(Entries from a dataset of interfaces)
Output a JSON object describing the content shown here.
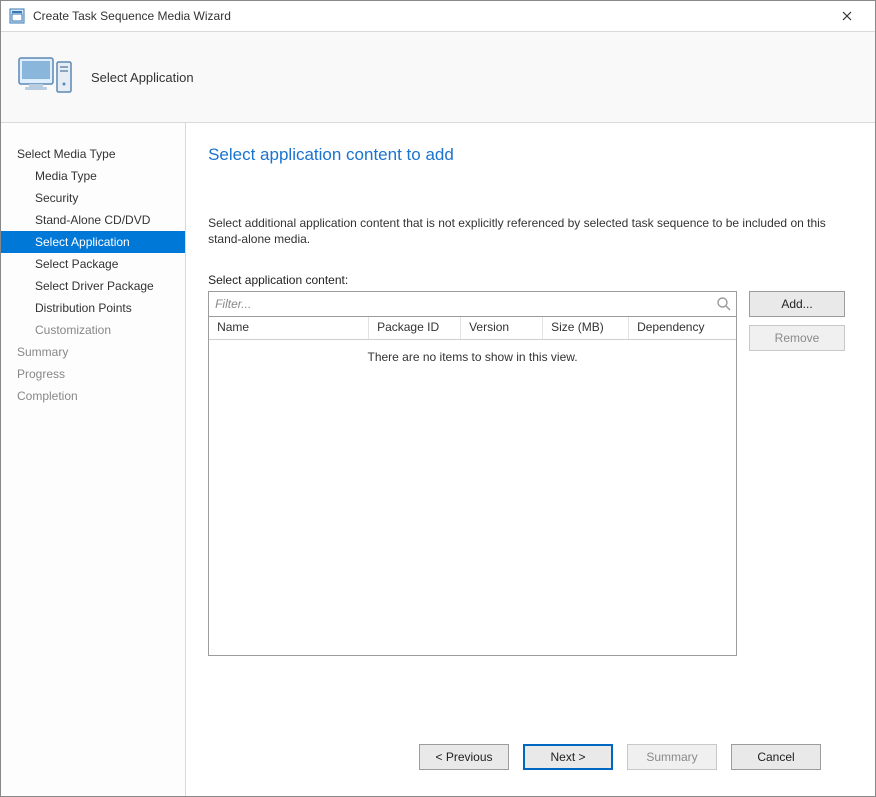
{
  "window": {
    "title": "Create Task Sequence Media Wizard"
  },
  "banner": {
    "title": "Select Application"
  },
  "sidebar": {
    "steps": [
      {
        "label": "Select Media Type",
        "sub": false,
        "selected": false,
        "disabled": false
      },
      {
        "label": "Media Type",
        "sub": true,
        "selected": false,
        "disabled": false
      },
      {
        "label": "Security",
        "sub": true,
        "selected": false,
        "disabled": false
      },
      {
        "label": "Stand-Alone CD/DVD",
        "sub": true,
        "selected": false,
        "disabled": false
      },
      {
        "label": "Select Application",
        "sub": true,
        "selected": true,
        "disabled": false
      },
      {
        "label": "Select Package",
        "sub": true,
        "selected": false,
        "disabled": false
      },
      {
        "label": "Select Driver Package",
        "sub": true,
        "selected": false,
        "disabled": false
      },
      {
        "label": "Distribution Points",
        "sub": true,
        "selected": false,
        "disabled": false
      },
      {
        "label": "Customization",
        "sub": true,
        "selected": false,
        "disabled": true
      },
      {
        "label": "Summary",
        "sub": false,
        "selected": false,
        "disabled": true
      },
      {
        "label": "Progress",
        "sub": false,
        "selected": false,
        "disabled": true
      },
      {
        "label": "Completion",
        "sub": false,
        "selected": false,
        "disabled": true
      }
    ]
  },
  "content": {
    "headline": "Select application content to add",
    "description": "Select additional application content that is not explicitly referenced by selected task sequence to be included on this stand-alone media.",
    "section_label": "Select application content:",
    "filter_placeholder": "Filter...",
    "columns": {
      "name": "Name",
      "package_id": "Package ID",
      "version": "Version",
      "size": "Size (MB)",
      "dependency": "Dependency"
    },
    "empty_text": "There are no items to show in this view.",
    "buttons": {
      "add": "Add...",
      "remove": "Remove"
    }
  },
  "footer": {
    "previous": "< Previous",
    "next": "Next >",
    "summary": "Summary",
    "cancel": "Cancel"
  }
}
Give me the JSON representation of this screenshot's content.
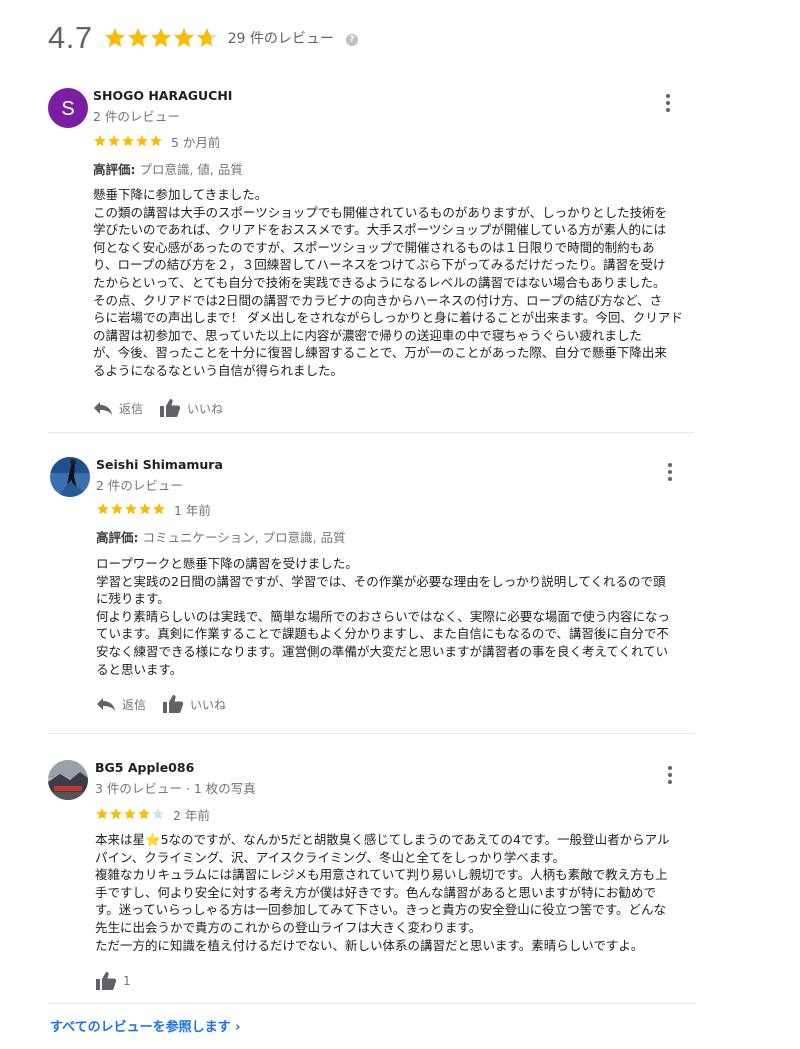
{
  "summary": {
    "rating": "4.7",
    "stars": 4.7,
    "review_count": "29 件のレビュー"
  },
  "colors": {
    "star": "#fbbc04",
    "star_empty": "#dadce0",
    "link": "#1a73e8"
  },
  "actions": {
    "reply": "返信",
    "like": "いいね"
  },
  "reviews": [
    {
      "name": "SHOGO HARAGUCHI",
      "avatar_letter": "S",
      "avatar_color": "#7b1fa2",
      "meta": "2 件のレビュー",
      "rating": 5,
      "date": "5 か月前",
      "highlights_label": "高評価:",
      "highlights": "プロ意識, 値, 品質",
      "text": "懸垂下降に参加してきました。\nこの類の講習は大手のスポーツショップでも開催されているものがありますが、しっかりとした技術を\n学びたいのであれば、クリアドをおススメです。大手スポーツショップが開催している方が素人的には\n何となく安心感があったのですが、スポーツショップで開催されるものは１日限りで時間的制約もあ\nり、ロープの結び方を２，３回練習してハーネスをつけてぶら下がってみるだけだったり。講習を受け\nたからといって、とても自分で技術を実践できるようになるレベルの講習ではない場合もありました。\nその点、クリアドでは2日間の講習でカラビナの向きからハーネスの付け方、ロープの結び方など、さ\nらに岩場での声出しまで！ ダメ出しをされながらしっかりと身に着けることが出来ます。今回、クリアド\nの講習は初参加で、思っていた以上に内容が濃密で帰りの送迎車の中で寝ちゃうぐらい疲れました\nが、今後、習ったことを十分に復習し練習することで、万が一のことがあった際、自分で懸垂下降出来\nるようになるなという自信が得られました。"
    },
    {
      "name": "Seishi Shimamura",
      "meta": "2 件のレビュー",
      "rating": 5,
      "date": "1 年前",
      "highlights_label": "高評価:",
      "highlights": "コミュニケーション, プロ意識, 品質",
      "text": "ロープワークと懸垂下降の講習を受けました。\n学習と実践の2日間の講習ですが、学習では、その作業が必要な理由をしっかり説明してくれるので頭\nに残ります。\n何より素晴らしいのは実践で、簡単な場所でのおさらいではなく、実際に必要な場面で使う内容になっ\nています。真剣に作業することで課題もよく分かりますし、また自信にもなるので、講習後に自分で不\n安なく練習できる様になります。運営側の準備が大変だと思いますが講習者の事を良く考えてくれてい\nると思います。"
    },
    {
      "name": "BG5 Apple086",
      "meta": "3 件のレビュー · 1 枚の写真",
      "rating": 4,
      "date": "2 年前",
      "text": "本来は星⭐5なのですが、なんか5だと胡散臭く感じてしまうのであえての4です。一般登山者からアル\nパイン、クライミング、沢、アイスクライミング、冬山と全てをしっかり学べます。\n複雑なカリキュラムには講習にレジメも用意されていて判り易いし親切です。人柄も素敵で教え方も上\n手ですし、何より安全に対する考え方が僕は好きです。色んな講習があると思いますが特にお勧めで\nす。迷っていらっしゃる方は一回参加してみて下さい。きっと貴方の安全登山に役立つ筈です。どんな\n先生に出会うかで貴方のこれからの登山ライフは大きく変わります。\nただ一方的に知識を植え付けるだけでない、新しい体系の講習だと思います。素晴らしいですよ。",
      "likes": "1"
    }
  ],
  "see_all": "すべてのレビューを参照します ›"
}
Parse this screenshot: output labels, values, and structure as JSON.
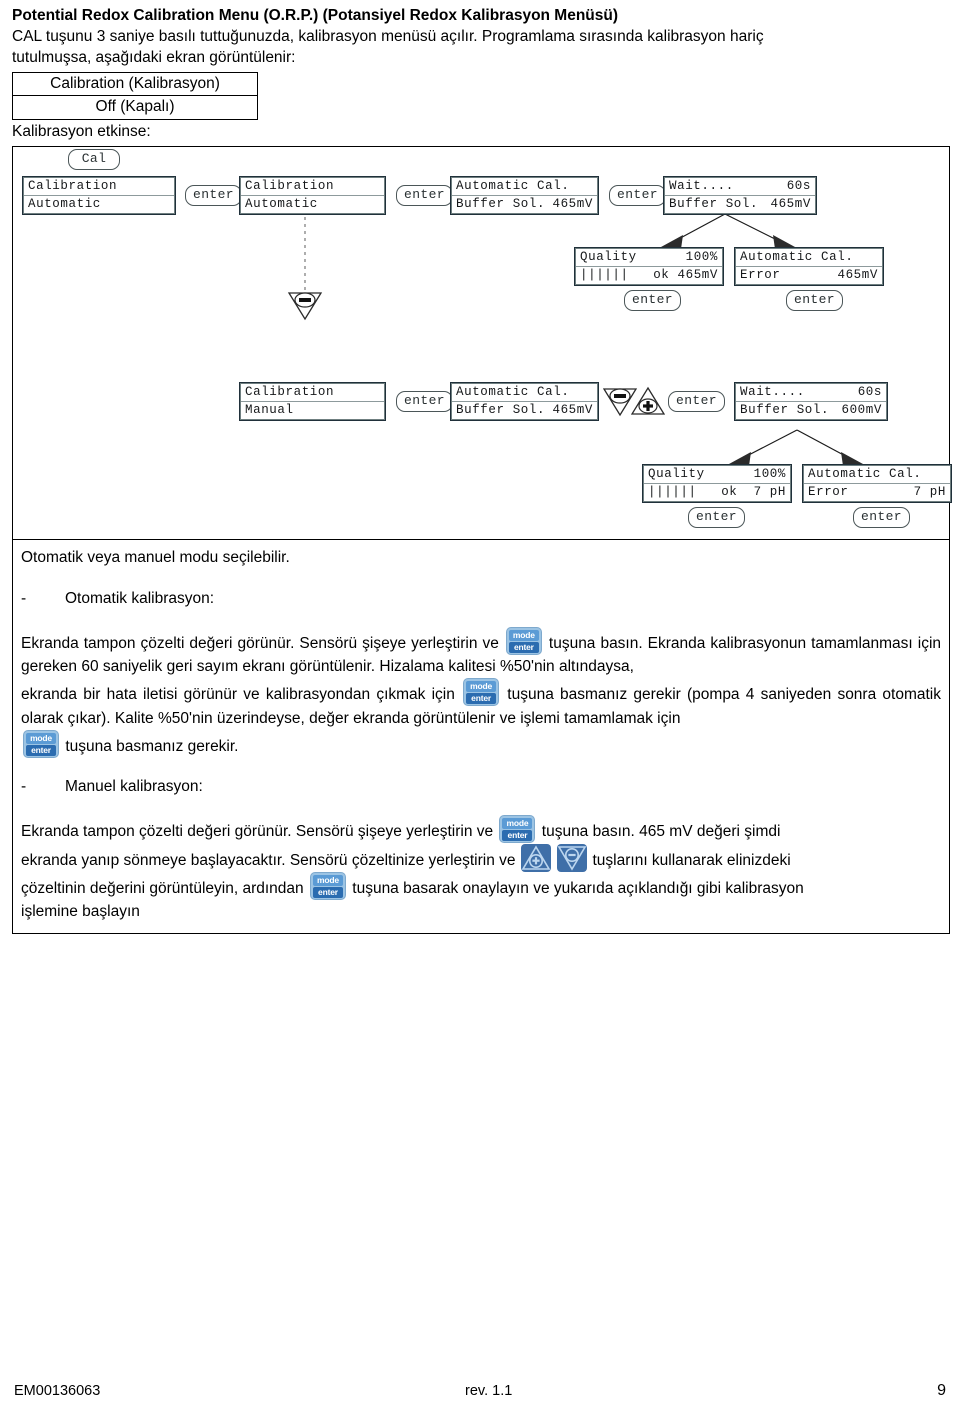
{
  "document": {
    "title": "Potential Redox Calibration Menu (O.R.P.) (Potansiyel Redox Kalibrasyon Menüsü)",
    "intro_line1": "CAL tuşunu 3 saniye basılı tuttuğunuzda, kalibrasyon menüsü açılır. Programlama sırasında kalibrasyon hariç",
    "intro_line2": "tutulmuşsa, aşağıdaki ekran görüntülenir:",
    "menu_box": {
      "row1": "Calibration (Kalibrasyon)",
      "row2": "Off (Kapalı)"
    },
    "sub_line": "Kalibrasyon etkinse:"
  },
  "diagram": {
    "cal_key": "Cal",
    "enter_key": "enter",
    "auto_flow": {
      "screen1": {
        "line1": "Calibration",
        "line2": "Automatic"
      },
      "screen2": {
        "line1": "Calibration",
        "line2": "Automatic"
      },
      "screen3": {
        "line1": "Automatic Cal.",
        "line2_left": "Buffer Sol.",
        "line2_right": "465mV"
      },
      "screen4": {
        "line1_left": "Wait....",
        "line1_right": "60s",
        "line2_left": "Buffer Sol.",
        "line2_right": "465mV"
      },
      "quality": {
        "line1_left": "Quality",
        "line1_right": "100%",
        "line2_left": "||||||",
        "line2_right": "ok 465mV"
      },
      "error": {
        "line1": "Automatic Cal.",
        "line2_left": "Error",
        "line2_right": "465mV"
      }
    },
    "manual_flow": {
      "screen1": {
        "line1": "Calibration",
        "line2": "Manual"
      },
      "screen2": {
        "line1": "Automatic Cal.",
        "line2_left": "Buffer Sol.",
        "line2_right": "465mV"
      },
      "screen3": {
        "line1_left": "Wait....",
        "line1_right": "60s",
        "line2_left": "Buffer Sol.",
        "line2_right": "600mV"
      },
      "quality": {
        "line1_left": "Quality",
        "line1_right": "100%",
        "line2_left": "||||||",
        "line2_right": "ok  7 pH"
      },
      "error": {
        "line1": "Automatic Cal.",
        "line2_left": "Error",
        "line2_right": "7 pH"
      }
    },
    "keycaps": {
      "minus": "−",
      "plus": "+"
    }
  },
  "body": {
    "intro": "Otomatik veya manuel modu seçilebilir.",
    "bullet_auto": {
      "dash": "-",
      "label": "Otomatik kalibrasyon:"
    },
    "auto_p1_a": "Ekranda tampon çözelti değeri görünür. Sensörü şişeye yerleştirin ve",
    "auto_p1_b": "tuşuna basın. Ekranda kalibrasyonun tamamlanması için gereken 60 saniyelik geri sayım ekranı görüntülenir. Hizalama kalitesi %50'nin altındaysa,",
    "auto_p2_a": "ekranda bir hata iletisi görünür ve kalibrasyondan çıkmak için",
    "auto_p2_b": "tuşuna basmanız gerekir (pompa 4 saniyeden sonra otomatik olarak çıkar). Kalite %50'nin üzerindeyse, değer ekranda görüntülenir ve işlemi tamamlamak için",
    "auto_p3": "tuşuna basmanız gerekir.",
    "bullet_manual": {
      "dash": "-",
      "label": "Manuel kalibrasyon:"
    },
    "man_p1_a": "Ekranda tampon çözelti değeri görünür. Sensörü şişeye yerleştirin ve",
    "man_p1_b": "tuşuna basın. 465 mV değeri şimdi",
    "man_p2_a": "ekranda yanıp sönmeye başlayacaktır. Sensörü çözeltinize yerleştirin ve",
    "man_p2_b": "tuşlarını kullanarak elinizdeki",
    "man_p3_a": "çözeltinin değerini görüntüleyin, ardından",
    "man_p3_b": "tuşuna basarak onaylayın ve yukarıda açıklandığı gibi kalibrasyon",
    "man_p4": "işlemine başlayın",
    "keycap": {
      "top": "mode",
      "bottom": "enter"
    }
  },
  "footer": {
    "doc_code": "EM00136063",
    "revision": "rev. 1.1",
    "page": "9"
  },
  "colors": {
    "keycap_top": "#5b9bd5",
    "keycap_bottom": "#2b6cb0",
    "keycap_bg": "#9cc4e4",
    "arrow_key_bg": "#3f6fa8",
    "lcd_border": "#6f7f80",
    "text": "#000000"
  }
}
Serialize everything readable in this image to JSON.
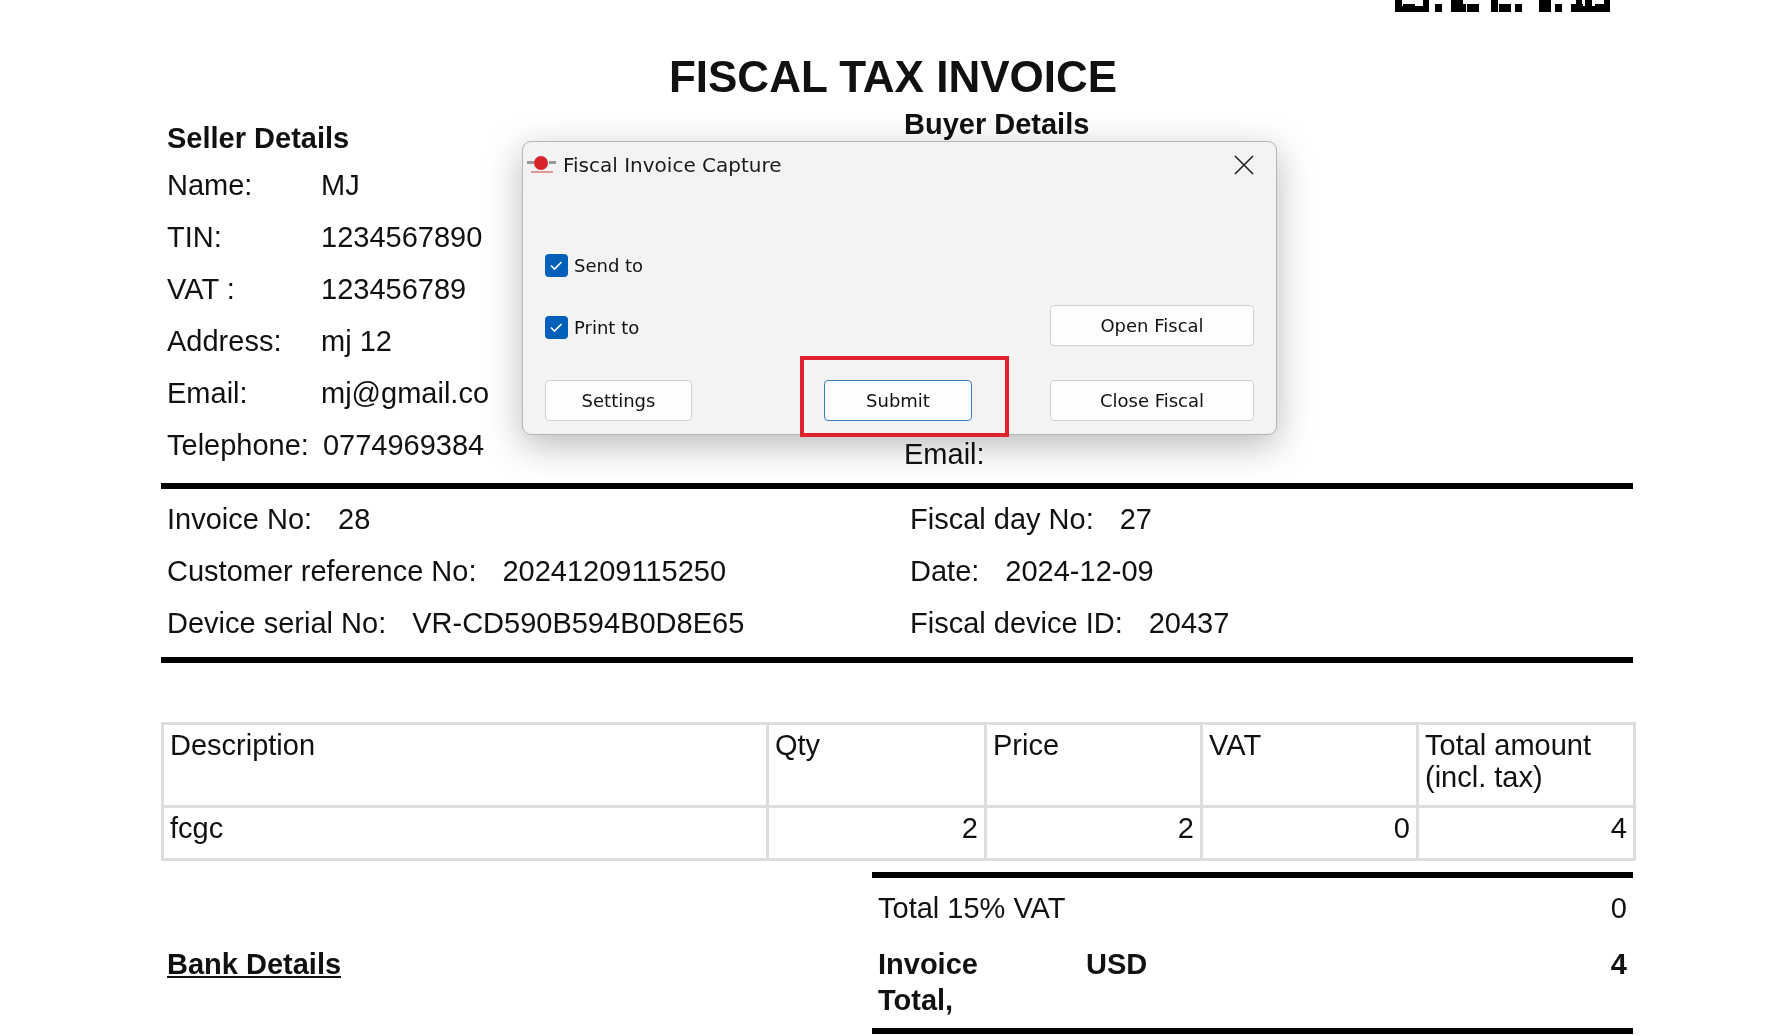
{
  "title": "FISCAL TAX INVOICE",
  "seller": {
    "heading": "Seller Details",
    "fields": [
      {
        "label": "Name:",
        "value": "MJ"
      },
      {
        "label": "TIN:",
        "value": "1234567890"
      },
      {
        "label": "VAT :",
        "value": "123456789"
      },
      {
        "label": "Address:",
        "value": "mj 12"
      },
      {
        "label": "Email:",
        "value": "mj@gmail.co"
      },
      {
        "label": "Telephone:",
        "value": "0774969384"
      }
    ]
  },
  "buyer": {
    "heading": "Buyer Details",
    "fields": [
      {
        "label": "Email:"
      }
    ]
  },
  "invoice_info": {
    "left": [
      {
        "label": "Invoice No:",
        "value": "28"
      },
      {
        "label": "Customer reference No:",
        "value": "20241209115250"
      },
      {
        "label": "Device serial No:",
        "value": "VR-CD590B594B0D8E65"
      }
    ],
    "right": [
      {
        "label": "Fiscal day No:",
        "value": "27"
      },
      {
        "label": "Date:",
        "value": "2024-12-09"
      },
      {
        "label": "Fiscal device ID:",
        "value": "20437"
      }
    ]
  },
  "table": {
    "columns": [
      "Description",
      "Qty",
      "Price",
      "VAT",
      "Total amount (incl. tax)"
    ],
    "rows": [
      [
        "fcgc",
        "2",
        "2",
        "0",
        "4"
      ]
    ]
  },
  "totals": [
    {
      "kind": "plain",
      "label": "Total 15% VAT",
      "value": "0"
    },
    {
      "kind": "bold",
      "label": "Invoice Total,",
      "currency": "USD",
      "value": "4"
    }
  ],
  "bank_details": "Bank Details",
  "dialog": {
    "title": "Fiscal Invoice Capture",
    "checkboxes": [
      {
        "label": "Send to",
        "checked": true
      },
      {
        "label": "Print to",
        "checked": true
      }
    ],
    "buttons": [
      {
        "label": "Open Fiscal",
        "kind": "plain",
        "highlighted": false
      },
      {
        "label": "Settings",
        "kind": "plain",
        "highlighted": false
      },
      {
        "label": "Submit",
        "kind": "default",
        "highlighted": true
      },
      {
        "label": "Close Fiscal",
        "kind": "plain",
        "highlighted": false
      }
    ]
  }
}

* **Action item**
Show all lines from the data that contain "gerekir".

* **Exercise answer**
    "auto_p2_b": "tuşuna basmanız gerekir (pompa 4 saniyeden sonra otomatik olarak çıkar). Kalite %50'nin üzerindeyse, değer ekranda görüntülenir ve işlemi tamamlamak için",
    "auto_p3": "tuşuna basmanız gerekir.",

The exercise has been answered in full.